**About this task:** Omit the pictures, and output the rest of the entries exactly as written.

Segment Open

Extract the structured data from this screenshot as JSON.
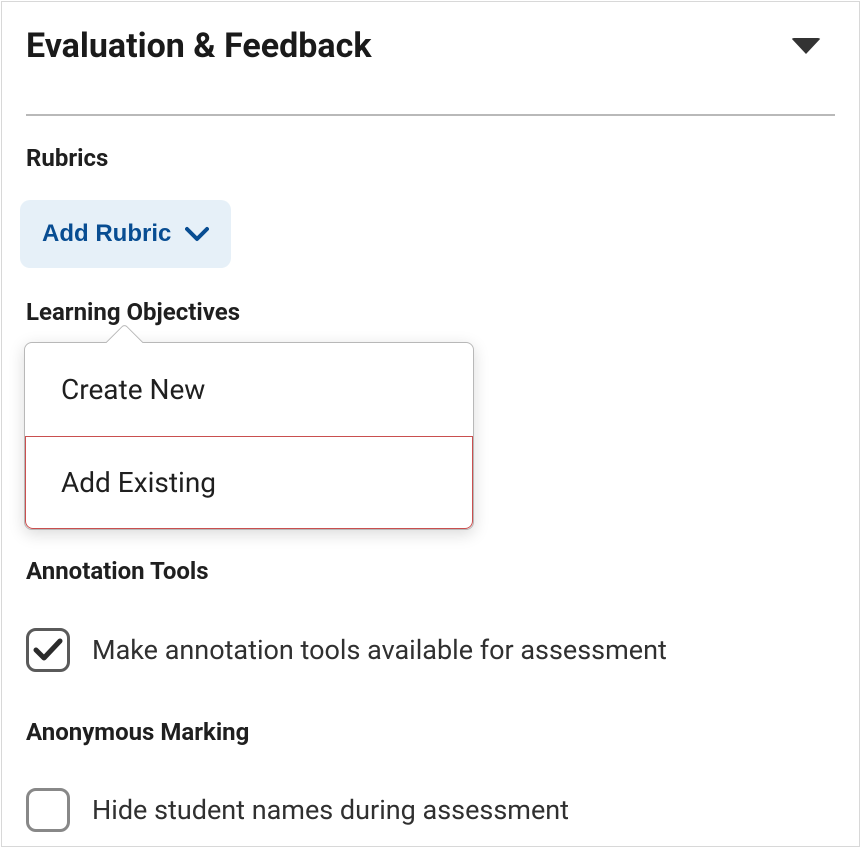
{
  "panel": {
    "title": "Evaluation & Feedback"
  },
  "rubrics": {
    "section_label": "Rubrics",
    "add_button_label": "Add Rubric",
    "menu": {
      "create_new": "Create New",
      "add_existing": "Add Existing"
    }
  },
  "learning_objectives": {
    "section_label": "Learning Objectives"
  },
  "annotation": {
    "section_label": "Annotation Tools",
    "checkbox_label": "Make annotation tools available for assessment",
    "checked": true
  },
  "anonymous": {
    "section_label": "Anonymous Marking",
    "checkbox_label": "Hide student names during assessment",
    "checked": false
  }
}
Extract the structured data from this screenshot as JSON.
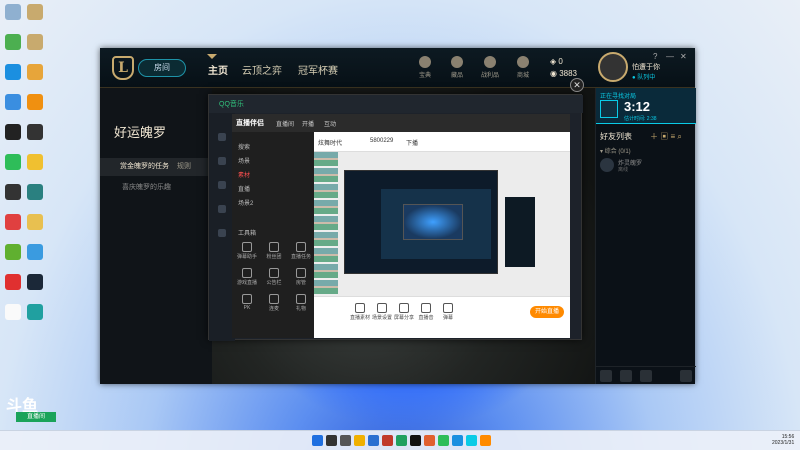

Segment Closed

**Response area:**
Extract the structured data from this screenshot as JSON.
{
  "panel": {
    "title": "Evaluation & Feedback"
  },
  "rubrics": {
    "section_label": "Rubrics",
    "add_button_label": "Add Rubric",
    "menu": {
      "create_new": "Create New",
      "add_existing": "Add Existing"
    }
  },
  "learning_objectives": {
    "section_label": "Learning Objectives"
  },
  "annotation": {
    "section_label": "Annotation Tools",
    "checkbox_label": "Make annotation tools available for assessment",
    "checked": true
  },
  "anonymous": {
    "section_label": "Anonymous Marking",
    "checkbox_label": "Hide student names during assessment",
    "checked": false
  }
}
Extract the structured data from this screenshot as JSON.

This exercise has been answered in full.